[DATASET EXCERPTS]

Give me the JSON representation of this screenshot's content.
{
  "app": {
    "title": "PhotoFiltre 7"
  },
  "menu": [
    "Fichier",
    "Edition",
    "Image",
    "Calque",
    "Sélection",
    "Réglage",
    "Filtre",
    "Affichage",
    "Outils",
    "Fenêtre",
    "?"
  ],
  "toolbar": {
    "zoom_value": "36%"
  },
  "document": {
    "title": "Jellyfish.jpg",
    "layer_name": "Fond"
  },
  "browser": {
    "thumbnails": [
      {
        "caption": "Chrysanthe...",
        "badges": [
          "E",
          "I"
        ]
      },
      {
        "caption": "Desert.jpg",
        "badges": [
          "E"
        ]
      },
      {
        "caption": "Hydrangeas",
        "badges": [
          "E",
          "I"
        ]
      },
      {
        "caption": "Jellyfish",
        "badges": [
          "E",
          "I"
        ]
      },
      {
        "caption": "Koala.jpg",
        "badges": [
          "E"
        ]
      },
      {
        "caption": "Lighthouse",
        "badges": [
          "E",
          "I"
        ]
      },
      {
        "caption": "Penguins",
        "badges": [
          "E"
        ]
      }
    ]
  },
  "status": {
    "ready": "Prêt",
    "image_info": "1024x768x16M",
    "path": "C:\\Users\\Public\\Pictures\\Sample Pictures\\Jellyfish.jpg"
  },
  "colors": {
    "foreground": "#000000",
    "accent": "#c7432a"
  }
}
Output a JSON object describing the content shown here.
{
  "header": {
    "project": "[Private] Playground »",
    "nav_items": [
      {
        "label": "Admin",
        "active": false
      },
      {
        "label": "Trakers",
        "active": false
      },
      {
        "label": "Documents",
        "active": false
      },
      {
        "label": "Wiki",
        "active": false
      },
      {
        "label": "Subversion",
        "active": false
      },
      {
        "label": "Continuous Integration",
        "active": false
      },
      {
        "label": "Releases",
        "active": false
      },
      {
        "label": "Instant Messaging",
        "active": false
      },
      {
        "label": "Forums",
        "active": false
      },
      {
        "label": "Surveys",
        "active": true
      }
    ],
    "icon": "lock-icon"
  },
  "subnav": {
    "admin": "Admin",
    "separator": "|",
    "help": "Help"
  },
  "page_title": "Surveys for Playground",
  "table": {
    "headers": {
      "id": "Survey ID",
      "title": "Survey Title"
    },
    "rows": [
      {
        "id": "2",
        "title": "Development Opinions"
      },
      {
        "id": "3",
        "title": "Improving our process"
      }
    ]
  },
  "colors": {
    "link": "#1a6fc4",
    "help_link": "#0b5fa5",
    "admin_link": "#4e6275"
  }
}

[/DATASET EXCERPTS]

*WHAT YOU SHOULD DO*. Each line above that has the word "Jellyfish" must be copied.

*SOLVED PROBLEM*.
    "title": "Jellyfish.jpg",
        "caption": "Jellyfish",
    "path": "C:\\Users\\Public\\Pictures\\Sample Pictures\\Jellyfish.jpg"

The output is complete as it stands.